Required action
From the entries below, copy every line that holds the word "icon".

Dataset rows describing interfaces:
====

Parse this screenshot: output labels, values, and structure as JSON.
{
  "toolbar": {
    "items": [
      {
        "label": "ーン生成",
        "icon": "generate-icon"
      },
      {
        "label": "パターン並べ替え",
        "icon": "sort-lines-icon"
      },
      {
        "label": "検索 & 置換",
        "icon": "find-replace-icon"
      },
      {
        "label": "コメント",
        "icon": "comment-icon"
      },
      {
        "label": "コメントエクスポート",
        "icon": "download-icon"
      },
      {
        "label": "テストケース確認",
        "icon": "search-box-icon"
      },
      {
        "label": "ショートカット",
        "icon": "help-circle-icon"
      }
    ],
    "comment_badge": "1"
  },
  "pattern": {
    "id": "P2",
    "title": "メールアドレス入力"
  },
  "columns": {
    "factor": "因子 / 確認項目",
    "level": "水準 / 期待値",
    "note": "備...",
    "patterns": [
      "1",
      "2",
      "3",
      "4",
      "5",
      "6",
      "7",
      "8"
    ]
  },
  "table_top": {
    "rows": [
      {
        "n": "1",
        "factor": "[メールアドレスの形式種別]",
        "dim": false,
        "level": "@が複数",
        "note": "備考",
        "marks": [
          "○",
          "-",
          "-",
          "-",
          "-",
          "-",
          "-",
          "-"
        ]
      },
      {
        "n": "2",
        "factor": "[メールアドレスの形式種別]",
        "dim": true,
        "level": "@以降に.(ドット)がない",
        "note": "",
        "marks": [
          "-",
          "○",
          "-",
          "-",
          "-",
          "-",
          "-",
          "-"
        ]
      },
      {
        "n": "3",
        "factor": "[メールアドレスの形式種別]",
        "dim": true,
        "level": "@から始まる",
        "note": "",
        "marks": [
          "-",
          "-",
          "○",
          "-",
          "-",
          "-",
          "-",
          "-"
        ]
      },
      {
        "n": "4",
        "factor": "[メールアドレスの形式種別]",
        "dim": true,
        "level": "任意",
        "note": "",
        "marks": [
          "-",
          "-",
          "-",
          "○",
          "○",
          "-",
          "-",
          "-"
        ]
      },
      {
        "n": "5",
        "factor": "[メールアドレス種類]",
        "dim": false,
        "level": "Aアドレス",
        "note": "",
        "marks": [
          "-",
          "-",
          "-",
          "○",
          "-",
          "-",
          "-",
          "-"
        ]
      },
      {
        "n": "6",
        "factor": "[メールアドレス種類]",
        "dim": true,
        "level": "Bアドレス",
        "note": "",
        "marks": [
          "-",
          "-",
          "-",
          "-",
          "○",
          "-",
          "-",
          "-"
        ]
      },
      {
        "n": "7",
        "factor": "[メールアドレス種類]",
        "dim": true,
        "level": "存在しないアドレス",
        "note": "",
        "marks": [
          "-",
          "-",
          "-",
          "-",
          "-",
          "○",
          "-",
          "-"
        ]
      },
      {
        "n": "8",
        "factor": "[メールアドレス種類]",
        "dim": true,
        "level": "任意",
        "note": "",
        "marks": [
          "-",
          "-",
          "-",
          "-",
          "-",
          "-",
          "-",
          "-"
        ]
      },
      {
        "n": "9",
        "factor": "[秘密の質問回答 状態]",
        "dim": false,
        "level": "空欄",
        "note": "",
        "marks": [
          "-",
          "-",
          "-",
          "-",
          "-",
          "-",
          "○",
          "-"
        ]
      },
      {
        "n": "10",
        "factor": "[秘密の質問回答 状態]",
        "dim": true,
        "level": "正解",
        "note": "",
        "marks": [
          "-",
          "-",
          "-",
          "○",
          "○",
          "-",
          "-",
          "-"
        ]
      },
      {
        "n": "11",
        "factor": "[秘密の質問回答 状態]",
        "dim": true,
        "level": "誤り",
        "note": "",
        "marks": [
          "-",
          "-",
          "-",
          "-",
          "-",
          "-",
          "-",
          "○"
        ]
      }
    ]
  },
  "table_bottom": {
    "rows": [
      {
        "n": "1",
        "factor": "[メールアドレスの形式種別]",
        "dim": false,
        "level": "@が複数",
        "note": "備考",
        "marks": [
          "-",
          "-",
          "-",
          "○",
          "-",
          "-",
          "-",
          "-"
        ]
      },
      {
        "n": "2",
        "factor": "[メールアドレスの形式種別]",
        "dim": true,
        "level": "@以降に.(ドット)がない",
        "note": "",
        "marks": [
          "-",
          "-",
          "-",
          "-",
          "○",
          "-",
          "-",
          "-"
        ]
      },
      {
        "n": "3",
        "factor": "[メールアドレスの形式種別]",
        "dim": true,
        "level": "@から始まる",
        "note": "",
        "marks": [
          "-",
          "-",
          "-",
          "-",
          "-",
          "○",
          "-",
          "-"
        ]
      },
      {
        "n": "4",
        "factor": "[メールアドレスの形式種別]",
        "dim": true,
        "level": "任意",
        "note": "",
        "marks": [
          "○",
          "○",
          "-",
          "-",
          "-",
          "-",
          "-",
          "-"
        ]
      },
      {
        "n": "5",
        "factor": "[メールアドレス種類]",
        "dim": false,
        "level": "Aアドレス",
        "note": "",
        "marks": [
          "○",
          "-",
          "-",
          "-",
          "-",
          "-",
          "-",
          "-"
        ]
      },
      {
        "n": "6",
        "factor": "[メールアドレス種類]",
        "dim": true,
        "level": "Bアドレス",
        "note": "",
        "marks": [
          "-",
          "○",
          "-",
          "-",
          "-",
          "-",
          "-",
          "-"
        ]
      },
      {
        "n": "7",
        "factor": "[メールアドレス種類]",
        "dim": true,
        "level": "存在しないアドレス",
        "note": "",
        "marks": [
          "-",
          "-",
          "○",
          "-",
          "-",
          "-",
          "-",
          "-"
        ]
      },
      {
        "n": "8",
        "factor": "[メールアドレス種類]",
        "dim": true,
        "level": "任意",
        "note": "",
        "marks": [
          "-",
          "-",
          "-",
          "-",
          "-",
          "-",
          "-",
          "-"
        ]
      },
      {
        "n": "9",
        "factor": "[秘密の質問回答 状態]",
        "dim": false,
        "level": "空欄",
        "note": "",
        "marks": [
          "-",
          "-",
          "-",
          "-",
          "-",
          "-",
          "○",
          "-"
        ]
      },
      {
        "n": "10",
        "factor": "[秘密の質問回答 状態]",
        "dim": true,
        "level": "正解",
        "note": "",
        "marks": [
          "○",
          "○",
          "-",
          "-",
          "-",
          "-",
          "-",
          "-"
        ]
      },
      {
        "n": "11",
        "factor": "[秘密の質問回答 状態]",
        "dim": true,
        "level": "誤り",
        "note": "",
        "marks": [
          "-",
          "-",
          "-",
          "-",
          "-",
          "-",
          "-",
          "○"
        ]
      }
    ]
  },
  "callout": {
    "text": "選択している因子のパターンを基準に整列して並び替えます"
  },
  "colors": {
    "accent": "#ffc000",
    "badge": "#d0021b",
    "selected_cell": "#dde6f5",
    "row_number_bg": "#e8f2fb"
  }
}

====

Response to the exercise
        "icon": "generate-icon"
        "icon": "sort-lines-icon"
        "icon": "find-replace-icon"
        "icon": "comment-icon"
        "icon": "download-icon"
        "icon": "search-box-icon"
        "icon": "help-circle-icon"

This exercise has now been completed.